The agency was bought back by its management team in 1982. A further buy-out in 2001 resulted in the present ownership of the agency by its management.

Recent history[edit]

In 1995, Jonathan Lloyd was recruited from the publishers Harper Collins to become managing director and two years later Nick Marston joined from rival agents AP Watt to begin a new film, theatre and television department.

The company underwent a management buy out in 2001, when agents (Jonny Geller, Ben Hall, Jonathan Lloyd, Nick Marston and Peter Robinson), bought the company from the senior staff at the agency. Lloyd remained as managing director and subsequently became CEO. Robinson left in 2006 to form a solo agency.[2]

In 2008, Curtis Brown and ICM (International Creative Management) inked a deal for Curtis Brown to represent ICM’s clients in the UK and across the world.[3]

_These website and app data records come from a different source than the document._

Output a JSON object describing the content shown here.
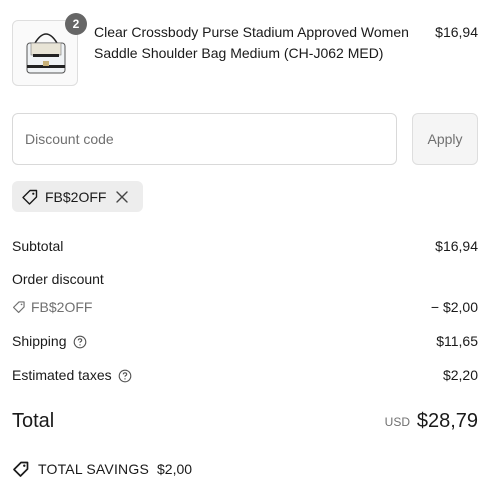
{
  "product": {
    "title": "Clear Crossbody Purse Stadium Approved Women Saddle Shoulder Bag Medium (CH-J062 MED)",
    "quantity": "2",
    "price": "$16,94"
  },
  "discount": {
    "placeholder": "Discount code",
    "apply_label": "Apply",
    "applied_code": "FB$2OFF"
  },
  "summary": {
    "subtotal_label": "Subtotal",
    "subtotal_value": "$16,94",
    "order_discount_label": "Order discount",
    "order_discount_code": "FB$2OFF",
    "order_discount_value": "− $2,00",
    "shipping_label": "Shipping",
    "shipping_value": "$11,65",
    "taxes_label": "Estimated taxes",
    "taxes_value": "$2,20",
    "total_label": "Total",
    "total_currency": "USD",
    "total_value": "$28,79",
    "savings_label": "TOTAL SAVINGS",
    "savings_value": "$2,00"
  },
  "colors": {
    "text": "#1a1a1a",
    "muted": "#707070",
    "badge": "#666666",
    "chip": "#ededed",
    "border": "#d9d9d9"
  },
  "icons": [
    "tag-icon",
    "close-icon",
    "help-icon",
    "tag-icon",
    "savings-tag-icon"
  ]
}
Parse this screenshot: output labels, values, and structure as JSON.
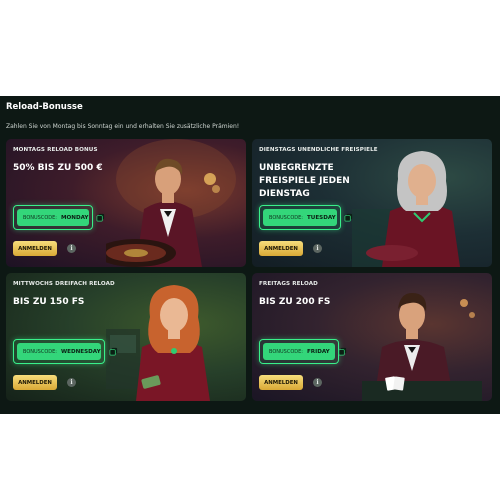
{
  "section": {
    "title": "Reload-Bonusse",
    "subtitle": "Zahlen Sie von Montag bis Sonntag ein und erhalten Sie zusätzliche Prämien!"
  },
  "common": {
    "code_prefix": "BONUSCODE:",
    "claim_label": "ANMELDEN",
    "info_glyph": "i"
  },
  "cards": [
    {
      "label": "MONTAGS RELOAD BONUS",
      "headline": "50% BIS ZU 500 €",
      "code": "MONDAY",
      "scene": "roulette-dealer-man"
    },
    {
      "label": "DIENSTAGS UNENDLICHE FREISPIELE",
      "headline": "UNBEGRENZTE FREISPIELE JEDEN DIENSTAG",
      "code": "TUESDAY",
      "scene": "grey-haired-woman"
    },
    {
      "label": "MITTWOCHS DREIFACH RELOAD",
      "headline": "BIS ZU 150 FS",
      "code": "WEDNESDAY",
      "scene": "red-haired-woman"
    },
    {
      "label": "FREITAGS RELOAD",
      "headline": "BIS ZU 200 FS",
      "code": "FRIDAY",
      "scene": "man-with-cards"
    }
  ],
  "colors": {
    "panel_bg": "#0d1814",
    "code_green": "#33d67a",
    "code_border": "#39f08a",
    "button_gold": "#e8c150"
  },
  "icons": [
    "copy-icon",
    "info-icon"
  ]
}
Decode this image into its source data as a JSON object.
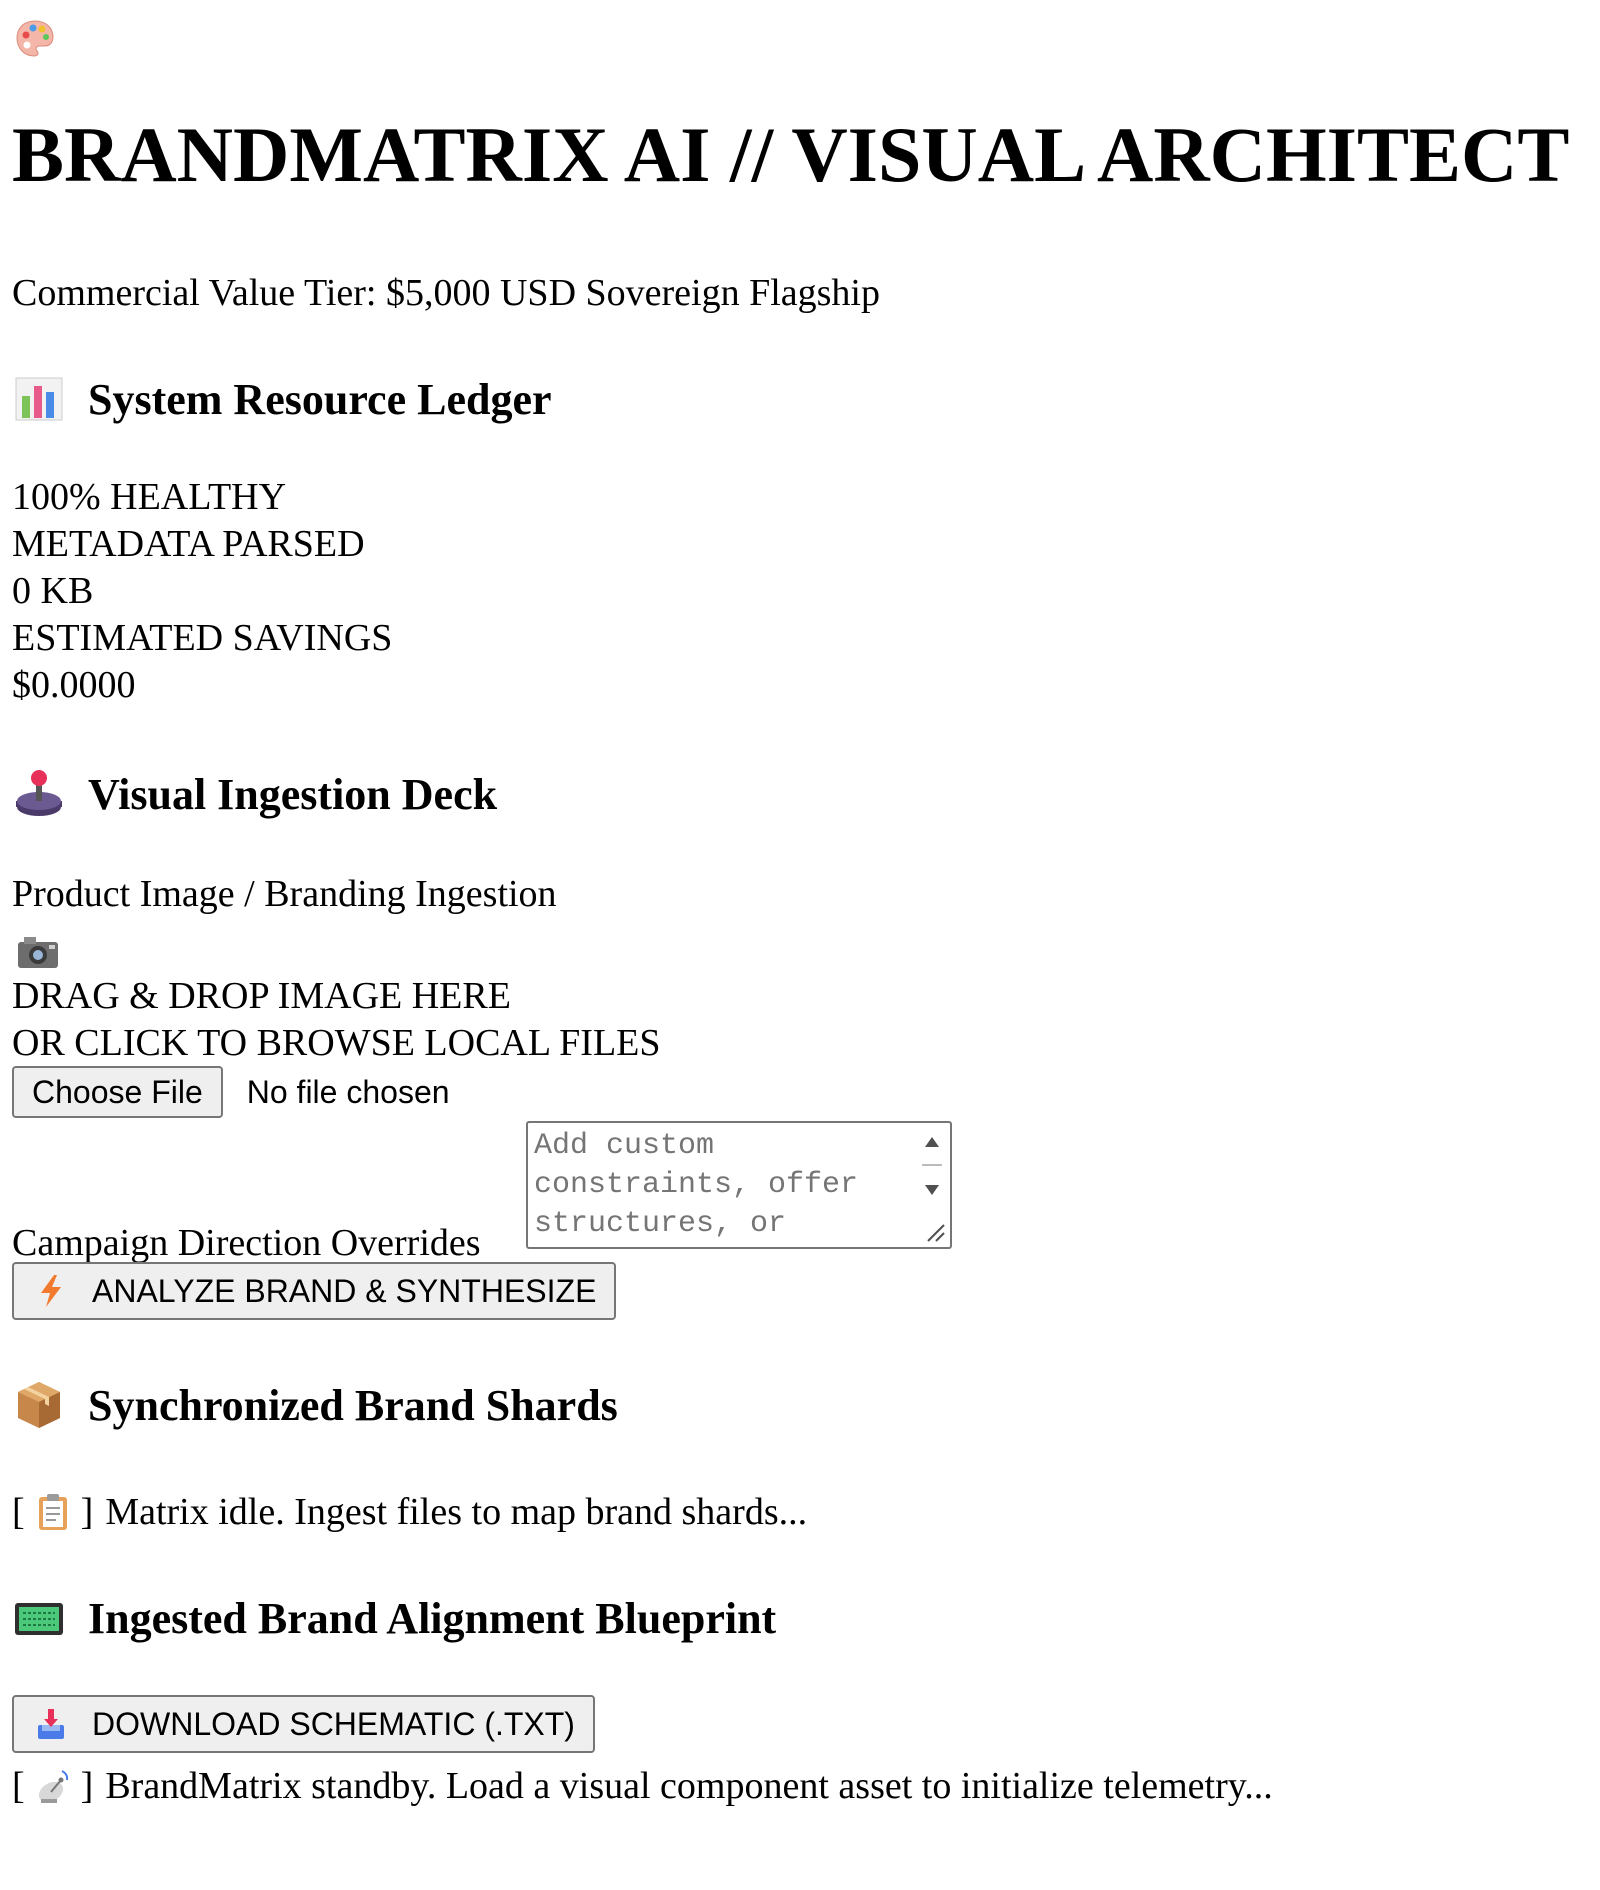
{
  "header": {
    "favicon": "palette-icon",
    "title": "BRANDMATRIX AI // VISUAL ARCHITECT",
    "subtitle": "Commercial Value Tier: $5,000 USD Sovereign Flagship"
  },
  "ledger": {
    "heading": "System Resource Ledger",
    "icon": "bar-chart-icon",
    "health": "100% HEALTHY",
    "metadata_label": "METADATA PARSED",
    "metadata_value": "0 KB",
    "savings_label": "ESTIMATED SAVINGS",
    "savings_value": "$0.0000"
  },
  "ingestion": {
    "heading": "Visual Ingestion Deck",
    "icon": "joystick-icon",
    "field_label": "Product Image / Branding Ingestion",
    "camera_icon": "camera-icon",
    "drop_line1": "DRAG & DROP IMAGE HERE",
    "drop_line2": "OR CLICK TO BROWSE LOCAL FILES",
    "choose_file_label": "Choose File",
    "file_status": "No file chosen",
    "overrides_label": "Campaign Direction Overrides",
    "overrides_placeholder": "Add custom constraints, offer structures, or",
    "analyze_label": "ANALYZE BRAND & SYNTHESIZE",
    "analyze_icon": "lightning-icon"
  },
  "shards": {
    "heading": "Synchronized Brand Shards",
    "icon": "package-icon",
    "bracket_open": "[",
    "bracket_close": "]",
    "status_icon": "clipboard-icon",
    "status_text": "Matrix idle. Ingest files to map brand shards..."
  },
  "blueprint": {
    "heading": "Ingested Brand Alignment Blueprint",
    "icon": "terminal-icon",
    "download_label": "DOWNLOAD SCHEMATIC (.TXT)",
    "download_icon": "inbox-tray-icon",
    "bracket_open": "[",
    "bracket_close": "]",
    "status_icon": "satellite-icon",
    "status_text": "BrandMatrix standby. Load a visual component asset to initialize telemetry..."
  }
}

In May 2012, the company restructured its management team with Jonathan Lloyd becoming Chairman and with Ben Hall and Jonny Geller becoming joint Chief Executives.[4]

In addition to its books, actors, presenters, theatre and television departments, the company has a film production arm, Cuba Pictures, headed by Nick Marston as CEO and with Dixie Linder and Tally Garner as co-heads of television.

Curtis Brown also runs a creative writing school, Curtis Brown Creative, directed by Anna Davis. In March 2013, Curtis Brown Creative announced a deal with the e-reader manufacturer Kobo, to set up a scholarship The Kobo Writing Life™ Scholarship.

In March 2013, Curtis Brown acquired a major stake in leading literary agency Conville and Walsh.[5][6]


Novelists and non-fiction writers[edit]



TV presenters[edit]

Actors and actresses[edit]


The Curtis Brown Prize[edit]

The Curtis Brown Prize was established in 2006 in memory of agent Giles Gordon (1940-2003).[1] Worth £1,500, it is awarded annually for the best writer of prose fiction on the University of East Anglia MA in Creative Writing (Prose Fiction) course, based on the material submitted by students for their MA assessment. The winner is chosen by a panel of Curtis Brown agents from a shortlist comprising all students in the year who achieve an MA with distinction.[7] The inaugural award was made to Joe Dunthorne in 2006 for his novel Submarine. Other recipients are: Tamara Britten (2007), Daniel Timms (2008), Lauren Owen (2009), Gillian Daly (2010), Chelsey Flood (2011), Charlotte Stretch (2012).[1]


External links[edit]